Who Let The Dogs Out?
Update: Welcome to all who have linked over from the Carnival of the Vanities! This is my first post to a non-medical carnival. Have a look around and let me know what you think!
Well, this is what I expected to feel like this weekend, but with the exception of the first five hours of my New Year's Eve shift (3p-3a), it was actually very nice! I rang in the New Year in the waiting room with the ER doc and a spunky 70-year-old woman who was waiting for a taxi to take her home. I was very glad to see Dick Clark back on duty this year, he's obviously made remarkable progress since the stroke.
The following story is absolutely true. I have not changed a single detail, HIPPA be damned. My patient will never see this story.
She can't read.
I was sitting at the desk when I noticed her. She wandered into the emergency department around 0230, and began looking around. At first I could not tell if I was dealing with a male or a female. I tried to make verbal contact, but she didn't acknowledge me. She turned and entered the empty cardiac room. I followed her, speaking as pleasantly as I could.

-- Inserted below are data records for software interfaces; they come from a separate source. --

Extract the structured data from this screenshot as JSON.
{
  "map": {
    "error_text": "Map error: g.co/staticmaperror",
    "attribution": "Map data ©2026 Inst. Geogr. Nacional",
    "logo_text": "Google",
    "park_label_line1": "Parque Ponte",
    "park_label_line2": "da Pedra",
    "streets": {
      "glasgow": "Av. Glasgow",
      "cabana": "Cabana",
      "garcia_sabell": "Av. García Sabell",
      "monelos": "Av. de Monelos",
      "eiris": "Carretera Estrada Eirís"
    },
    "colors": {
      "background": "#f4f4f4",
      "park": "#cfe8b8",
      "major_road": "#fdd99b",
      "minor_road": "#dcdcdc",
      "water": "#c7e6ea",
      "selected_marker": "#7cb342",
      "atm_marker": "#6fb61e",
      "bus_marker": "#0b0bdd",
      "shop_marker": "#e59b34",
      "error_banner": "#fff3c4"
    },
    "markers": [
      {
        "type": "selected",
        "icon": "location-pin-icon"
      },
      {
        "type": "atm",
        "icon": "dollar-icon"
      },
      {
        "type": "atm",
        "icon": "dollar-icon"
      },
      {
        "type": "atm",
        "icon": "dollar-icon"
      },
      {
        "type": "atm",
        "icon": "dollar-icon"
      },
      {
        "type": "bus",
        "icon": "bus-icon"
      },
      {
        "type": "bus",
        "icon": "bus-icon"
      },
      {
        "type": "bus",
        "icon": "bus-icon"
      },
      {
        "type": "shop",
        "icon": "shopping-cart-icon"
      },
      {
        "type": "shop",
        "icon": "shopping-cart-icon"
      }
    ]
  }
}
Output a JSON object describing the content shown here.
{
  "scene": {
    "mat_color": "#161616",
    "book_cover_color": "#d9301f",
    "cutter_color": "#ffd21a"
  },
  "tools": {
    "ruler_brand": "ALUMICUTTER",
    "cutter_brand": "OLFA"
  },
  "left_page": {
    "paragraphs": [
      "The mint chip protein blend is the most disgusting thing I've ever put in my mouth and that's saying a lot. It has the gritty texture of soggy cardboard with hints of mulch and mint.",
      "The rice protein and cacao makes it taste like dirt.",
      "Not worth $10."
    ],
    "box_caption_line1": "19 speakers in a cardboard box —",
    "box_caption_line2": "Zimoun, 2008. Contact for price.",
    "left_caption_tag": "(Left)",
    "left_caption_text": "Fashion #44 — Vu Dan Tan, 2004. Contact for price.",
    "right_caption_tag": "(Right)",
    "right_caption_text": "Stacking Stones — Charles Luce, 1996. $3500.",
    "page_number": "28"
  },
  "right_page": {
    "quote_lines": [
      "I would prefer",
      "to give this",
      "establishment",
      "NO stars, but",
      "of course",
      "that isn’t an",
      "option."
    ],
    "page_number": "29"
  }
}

She walked right past me.
She looked old and walked as though her legs were arthritic. Her coat was dirty, wet and malodorous. Even through her fur coat I could see that she was very thin. (Homeless in a fur coat, go figure.)
The doctor and the two patients who could see the nurse's station from the rooms frankly stared as the patient walked past, proceeded to enter the station and walk back into the break room. Excuse me? I was so stunned by her behavior it took me a moment to react.
As I entered the break room, fully intending to escort this rather, uh, assertive female out of the department, I noticed that her face lit up at the sight (and smell) of our New Year's buffet on the break table. She just wandered around the table, looking and taking in the smell of meatballs, hummus, cheese....our usual selection of fattening foods. She never attempted to take any, but when I offered her a piece of chicken she nearly attacked me to get at it. Shocked, I dropped it and she bent over and devoured it. On the floor.
Through it all she never made a sound.
I noticed an open, festering wound on her lower left leg; this contributed dramatically to the odor emanating from her body. She would not leave the break room until I coaxed her out with more food. Again, I dropped it and again she ate it off the floor.
In 26 years of nursing I had never experienced this on the job.
Needless to say, I was a bit concerned. I managed to get her out of the department and into the ambulance bay and we barricaded the doors so she could not get back in. Our local police department was on the way, so I kept feeding her crackers so she would not get agitated.
Oddly, she began following commands so I knew she wasn't deaf. She sat on the floor in the ambulance area and then proceeded to lay down. I wasn't so afraid of her by now so I scratched her ears.
Oh, did I forget to mention that she was an approximately 80 pound, long-haired German Shepherd?
We called the phone number on her tag. The owner had left her in his car, fully intending to leave her there until later the next day. That poor dog was starving. Somehow she was able to break out and that is how she wound up in the ER. No one would be coming to pick up our patient during the night. Animal Control was called.
Once her tummy was full, she was a calm, loving dog.
She liked me.
It took Animal Control an hour to get to the ER, during which time this patient benefited from 1:1 nursing care.
No charge, of course.